There must be very few homes in the developed world that don’t have a television, and Japan is no exception. Even in the Internet era, as terrestrial TV is slowly being replaced by networked TVs, cable channels and computers, regular TV broadcasting still makes up for much of many people’s leisure time.
However, on-demand video services over the Internet have gradually been getting a foothold in the market. This week I’ll introduce several of the major services and their characteristics.
In Japan, it has been possible to watch TV on the go since April 2006 by using 1seg-digital-TV-capable cellphones. Despite the fact that the iPhone and imported Android handsets do not support 1seg, by March 2012, 81.6 percent of all cellphones in Japan had the receiver function, enabling users to watch regular terrestrial programs for free, though at a rather low quality.
Research by Japan’s largest cellphone service provider, Docomo, however, finds that only 1 in 5 cellphone users actually use 1seg TV.
Although having portable access to terrestrial TV is useful in the case of a disaster such as an earthquake, watching programs outside the home in low quality does not seem that attractive for the majority of people. To make watching TV outside the home worthwhile, such services must offer something better — such as higher quality, original content and on-demand viewing.
The U.S.-based service Hulu entered Japan at the end of August 2011. The local version, however, differs from that in America — where they offer both a free ad-supported plan and the Hulu Plus paid subscription. Hulu Japan only provides a Hulu Plus-like paid plan for ¥980 per month.

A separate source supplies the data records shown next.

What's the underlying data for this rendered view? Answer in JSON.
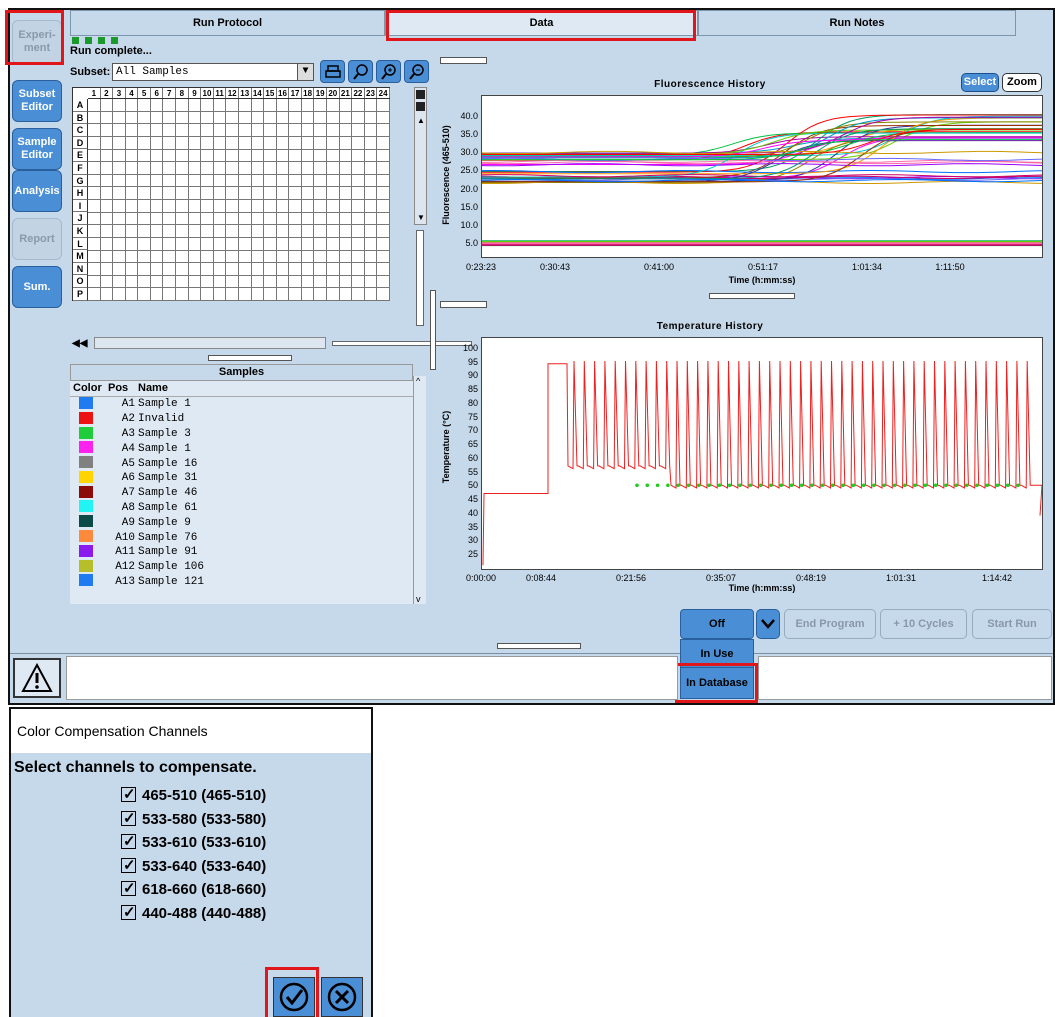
{
  "sidebar": [
    {
      "label": "Experi- ment",
      "enabled": false
    },
    {
      "label": "Subset Editor",
      "enabled": true
    },
    {
      "label": "Sample Editor",
      "enabled": true
    },
    {
      "label": "Analysis",
      "enabled": true
    },
    {
      "label": "Report",
      "enabled": false
    },
    {
      "label": "Sum.",
      "enabled": true
    }
  ],
  "tabs": [
    "Run Protocol",
    "Data",
    "Run Notes"
  ],
  "status_text": "Run complete...",
  "subset": {
    "label": "Subset:",
    "value": "All Samples"
  },
  "plate": {
    "columns": [
      "1",
      "2",
      "3",
      "4",
      "5",
      "6",
      "7",
      "8",
      "9",
      "10",
      "11",
      "12",
      "13",
      "14",
      "15",
      "16",
      "17",
      "18",
      "19",
      "20",
      "21",
      "22",
      "23",
      "24"
    ],
    "rows": [
      "A",
      "B",
      "C",
      "D",
      "E",
      "F",
      "G",
      "H",
      "I",
      "J",
      "K",
      "L",
      "M",
      "N",
      "O",
      "P"
    ]
  },
  "samples": {
    "title": "Samples",
    "headers": [
      "Color",
      "Pos",
      "Name"
    ],
    "rows": [
      {
        "color": "#1e7bf0",
        "pos": "A1",
        "name": "Sample 1"
      },
      {
        "color": "#ee1111",
        "pos": "A2",
        "name": "Invalid"
      },
      {
        "color": "#1fcc3a",
        "pos": "A3",
        "name": "Sample 3"
      },
      {
        "color": "#ff22ee",
        "pos": "A4",
        "name": "Sample 1"
      },
      {
        "color": "#808080",
        "pos": "A5",
        "name": "Sample 16"
      },
      {
        "color": "#ffd400",
        "pos": "A6",
        "name": "Sample 31"
      },
      {
        "color": "#8b0a0a",
        "pos": "A7",
        "name": "Sample 46"
      },
      {
        "color": "#22f4f4",
        "pos": "A8",
        "name": "Sample 61"
      },
      {
        "color": "#0c4a4a",
        "pos": "A9",
        "name": "Sample 9"
      },
      {
        "color": "#ff8a3c",
        "pos": "A10",
        "name": "Sample 76"
      },
      {
        "color": "#8a1aee",
        "pos": "A11",
        "name": "Sample 91"
      },
      {
        "color": "#b6bf2a",
        "pos": "A12",
        "name": "Sample 106"
      },
      {
        "color": "#1e7bf0",
        "pos": "A13",
        "name": "Sample 121"
      }
    ]
  },
  "fluorescence_chart": {
    "title": "Fluorescence History",
    "ylabel": "Fluorescence (465-510)",
    "xlabel": "Time (h:mm:ss)",
    "yticks": [
      "5.0",
      "10.0",
      "15.0",
      "20.0",
      "25.0",
      "30.0",
      "35.0",
      "40.0"
    ],
    "xticks": [
      "0:23:23",
      "0:30:43",
      "0:41:00",
      "0:51:17",
      "1:01:34",
      "1:11:50"
    ],
    "select_label": "Select",
    "zoom_label": "Zoom"
  },
  "temperature_chart": {
    "title": "Temperature History",
    "ylabel": "Temperature (°C)",
    "xlabel": "Time (h:mm:ss)",
    "yticks": [
      "25",
      "30",
      "35",
      "40",
      "45",
      "50",
      "55",
      "60",
      "65",
      "70",
      "75",
      "80",
      "85",
      "90",
      "95",
      "100"
    ],
    "xticks": [
      "0:00:00",
      "0:08:44",
      "0:21:56",
      "0:35:07",
      "0:48:19",
      "1:01:31",
      "1:14:42"
    ]
  },
  "controls": {
    "off_label": "Off",
    "end_program": "End Program",
    "plus_cycles": "+ 10 Cycles",
    "start_run": "Start Run",
    "menu_items": [
      "In Use",
      "In Database"
    ]
  },
  "dialog": {
    "title": "Color Compensation Channels",
    "prompt": "Select channels to compensate.",
    "channels": [
      "465-510 (465-510)",
      "533-580 (533-580)",
      "533-610 (533-610)",
      "533-640 (533-640)",
      "618-660 (618-660)",
      "440-488 (440-488)"
    ]
  },
  "colors": {
    "panel": "#c6d9ea",
    "button": "#4a8fd6",
    "highlight": "#e0161b",
    "temperature_line": "#ee2020",
    "temperature_marker": "#22cc22"
  }
}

Hulu is an on-demand TV service that has hundreds of movies and TV shows, from both Japan and abroad. Users simply log in, select what they wish to watch and press play. Shows can also be paused for continued viewing later.
Hulu Japan seems to have been widely embraced by Internet-literate users here, maybe in part because those users are more likely to be familiar with the kind of U.S. TV dramas that are available subtitled on the service. Hulu also supports a wide range of devices and is not only viewable on tablets or smartphones but also on PC, major game consoles and Apple TV — an advantage that may match the lifestyle of its tech-savvy users.

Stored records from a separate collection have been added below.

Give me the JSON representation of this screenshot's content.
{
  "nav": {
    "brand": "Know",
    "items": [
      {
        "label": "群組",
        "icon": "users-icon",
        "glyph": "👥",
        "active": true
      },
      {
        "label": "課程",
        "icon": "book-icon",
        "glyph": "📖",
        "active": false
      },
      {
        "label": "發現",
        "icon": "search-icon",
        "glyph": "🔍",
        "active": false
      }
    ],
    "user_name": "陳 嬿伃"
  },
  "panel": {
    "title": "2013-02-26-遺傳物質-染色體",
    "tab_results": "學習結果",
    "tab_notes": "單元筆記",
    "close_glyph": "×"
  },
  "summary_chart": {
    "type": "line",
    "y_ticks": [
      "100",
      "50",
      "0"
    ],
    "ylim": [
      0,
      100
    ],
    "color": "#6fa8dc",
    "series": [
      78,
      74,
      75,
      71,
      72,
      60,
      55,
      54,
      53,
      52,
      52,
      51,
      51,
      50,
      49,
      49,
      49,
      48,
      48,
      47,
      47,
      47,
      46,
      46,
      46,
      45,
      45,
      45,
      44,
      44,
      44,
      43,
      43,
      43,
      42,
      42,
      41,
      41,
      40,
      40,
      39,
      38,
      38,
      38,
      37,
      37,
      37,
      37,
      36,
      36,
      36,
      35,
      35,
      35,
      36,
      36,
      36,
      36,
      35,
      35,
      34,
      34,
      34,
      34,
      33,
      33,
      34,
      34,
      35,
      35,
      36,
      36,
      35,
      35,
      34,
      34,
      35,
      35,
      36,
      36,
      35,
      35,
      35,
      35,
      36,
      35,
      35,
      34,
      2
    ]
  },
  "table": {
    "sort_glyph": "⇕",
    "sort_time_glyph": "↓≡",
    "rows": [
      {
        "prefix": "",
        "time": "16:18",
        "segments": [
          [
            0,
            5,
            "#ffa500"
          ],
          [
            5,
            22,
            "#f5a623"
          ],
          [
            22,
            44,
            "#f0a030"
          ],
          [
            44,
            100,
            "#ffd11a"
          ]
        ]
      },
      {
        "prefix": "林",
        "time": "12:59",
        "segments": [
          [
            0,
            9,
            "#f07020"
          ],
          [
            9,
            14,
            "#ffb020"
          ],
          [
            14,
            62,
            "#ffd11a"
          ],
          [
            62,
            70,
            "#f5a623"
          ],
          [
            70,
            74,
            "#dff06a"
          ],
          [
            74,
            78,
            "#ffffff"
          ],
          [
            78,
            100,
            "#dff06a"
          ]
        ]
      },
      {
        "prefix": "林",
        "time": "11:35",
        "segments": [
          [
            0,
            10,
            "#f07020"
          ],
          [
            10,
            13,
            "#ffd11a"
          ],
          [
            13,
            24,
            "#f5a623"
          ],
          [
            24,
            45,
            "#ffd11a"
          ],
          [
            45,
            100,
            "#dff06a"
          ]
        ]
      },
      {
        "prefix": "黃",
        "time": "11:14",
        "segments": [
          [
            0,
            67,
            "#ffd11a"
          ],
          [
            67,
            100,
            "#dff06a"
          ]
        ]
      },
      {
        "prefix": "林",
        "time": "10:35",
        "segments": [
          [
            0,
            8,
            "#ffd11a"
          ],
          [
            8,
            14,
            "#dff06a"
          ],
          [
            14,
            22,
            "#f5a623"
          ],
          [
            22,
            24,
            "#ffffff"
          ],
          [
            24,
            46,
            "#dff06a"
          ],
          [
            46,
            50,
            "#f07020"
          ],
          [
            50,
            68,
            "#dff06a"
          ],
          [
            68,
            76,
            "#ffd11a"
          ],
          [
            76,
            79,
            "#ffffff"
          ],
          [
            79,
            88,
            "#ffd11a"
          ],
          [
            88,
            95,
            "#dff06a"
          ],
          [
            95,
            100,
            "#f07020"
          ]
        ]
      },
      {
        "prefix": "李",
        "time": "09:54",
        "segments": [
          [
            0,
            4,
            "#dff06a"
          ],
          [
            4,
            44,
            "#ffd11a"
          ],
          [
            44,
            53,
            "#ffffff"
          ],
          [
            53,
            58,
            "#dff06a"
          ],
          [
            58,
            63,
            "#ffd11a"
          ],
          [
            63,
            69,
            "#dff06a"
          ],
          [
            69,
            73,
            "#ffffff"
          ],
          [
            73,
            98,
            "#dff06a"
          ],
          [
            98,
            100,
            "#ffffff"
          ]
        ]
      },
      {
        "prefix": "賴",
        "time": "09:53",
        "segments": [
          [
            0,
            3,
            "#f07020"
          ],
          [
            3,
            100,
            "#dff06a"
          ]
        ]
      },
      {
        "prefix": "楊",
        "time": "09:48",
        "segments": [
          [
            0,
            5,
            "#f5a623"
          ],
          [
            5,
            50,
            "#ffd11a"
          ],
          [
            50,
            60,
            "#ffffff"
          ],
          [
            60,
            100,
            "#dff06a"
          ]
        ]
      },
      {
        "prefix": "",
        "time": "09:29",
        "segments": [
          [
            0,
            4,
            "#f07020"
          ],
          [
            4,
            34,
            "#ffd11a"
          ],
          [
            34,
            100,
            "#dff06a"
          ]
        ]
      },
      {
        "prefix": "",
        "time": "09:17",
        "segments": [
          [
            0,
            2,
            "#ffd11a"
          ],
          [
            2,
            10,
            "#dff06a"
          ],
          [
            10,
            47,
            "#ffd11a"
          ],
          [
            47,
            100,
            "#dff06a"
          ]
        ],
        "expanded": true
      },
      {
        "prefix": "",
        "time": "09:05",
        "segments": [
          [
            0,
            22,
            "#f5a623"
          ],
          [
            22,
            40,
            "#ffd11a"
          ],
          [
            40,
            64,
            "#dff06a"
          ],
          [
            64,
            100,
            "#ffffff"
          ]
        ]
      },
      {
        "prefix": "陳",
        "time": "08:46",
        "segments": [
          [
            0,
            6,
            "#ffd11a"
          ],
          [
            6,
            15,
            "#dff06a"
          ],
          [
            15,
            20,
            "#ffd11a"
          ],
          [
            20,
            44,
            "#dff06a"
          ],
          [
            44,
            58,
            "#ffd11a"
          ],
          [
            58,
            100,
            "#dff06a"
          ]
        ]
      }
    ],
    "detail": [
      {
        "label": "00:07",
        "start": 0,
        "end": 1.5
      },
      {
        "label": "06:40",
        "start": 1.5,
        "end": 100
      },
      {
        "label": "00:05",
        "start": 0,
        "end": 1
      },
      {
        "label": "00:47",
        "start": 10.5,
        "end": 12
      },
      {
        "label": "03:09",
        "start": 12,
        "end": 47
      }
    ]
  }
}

However, it has never been revealed just how many users Hulu Japan has, so it may be too early to say whether the service is a success. U.S. Hulu had 3 million paid users as of last December.
Meanwhile, Docomo has been providing on-demand video since before the days of the smartphone. BeeTV, which began in 2009 and was a collaboration between Docomo and the entertainment company Avex, had about 2 million paid users (at ¥315 month) by 2011, who mainly accessed the service on Docomo’s i-mode feature phones, which were the first to have Internet connection.
In November 2011, Docomo and Avex then began an on-demand video service called Video Store, which was renamed as d-Video in January this year, and is available for ¥525 per month on smartphones. As of last month, d-Video had 4 million paid subscribers.
Japan’s second-largest carrier, KDDI-au, launched a rival service, VideoPass, in May 2012, which has a flat-rate of ¥590 per month for a select list of movies, plus pay-for-view on premium titles. Another difference from d-Video is that it supports access via PC. iPhone and iPad support was added last month, and these can be accessed even if the users are on another network, such as SoftBank.
SoftBank Mobile for its part is also working with Avex and began its UULA service in February (¥490 per month). There are fewer videos than d-Video or Video Pass available at this point, but it has a lot of non-video content, such as music and karaoke. UULA hit 300,000 paid users in its first month.
As I mentioned above, the advantage Hulu has is its wider options for watching content on various devices. The basic objective of cellphone carriers, on the contrary, is to keep customers locked into their cellphone services. However, as the market heats up these carriers are having to rethink their business models.
On March 1, Docomo released dstick, a small device that connects a user’s cellphone to their home TV and WiFi, enabling them to display d-Video movies which had been purchased on the phone. The price is ¥8,925, and Docomo is running a campaign to give away 70,000 units.
Docomo also started selling its dtab, 10-inch Android tablet, on March 27, for ¥25,725 (or ¥9,975 for Docomo/d-Video users). This is quite a competitive price when you consider that Google’s Nexus 10 is ¥36,800 and that Apple’s iPad starts at ¥42,800. No wonder that the dtab is currently back-ordered for weeks.
Both the dstick and the dtab only support WiFi, so won’t contribute any new cellphone contracts for Docomo. But by distributing such inexpensive devices Docomo is putting weight on selling d-Video content instead of carrier plans.
Both KDDI-au and SoftBank Mobile also sell devices that can connect with home TVs — meaning all the major carriers will soon be giving regular TV stations a run for their money.
Akky Akimoto writes for Asiajin.com, an English/Spanish blog on the Japanese Web scene. His Twitter account @akky is followed by 120,000 users.